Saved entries

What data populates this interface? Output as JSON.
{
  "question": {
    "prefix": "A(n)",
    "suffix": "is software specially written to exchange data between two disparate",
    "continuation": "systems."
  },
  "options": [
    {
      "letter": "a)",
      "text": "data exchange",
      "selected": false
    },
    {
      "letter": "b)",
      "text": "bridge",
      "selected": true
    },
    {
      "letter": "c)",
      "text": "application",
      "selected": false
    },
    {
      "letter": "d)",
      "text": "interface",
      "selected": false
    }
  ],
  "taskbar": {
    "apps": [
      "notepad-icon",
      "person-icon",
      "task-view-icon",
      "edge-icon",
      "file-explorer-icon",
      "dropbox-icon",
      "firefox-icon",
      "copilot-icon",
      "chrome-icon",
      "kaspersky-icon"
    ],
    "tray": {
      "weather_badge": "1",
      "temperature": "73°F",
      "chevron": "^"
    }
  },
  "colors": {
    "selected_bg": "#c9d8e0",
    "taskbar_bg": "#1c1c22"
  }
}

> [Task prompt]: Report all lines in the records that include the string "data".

> [Output of the task]:
What data populates this interface? Output as JSON.
    "suffix": "is software specially written to exchange data between two disparate",
      "text": "data exchange",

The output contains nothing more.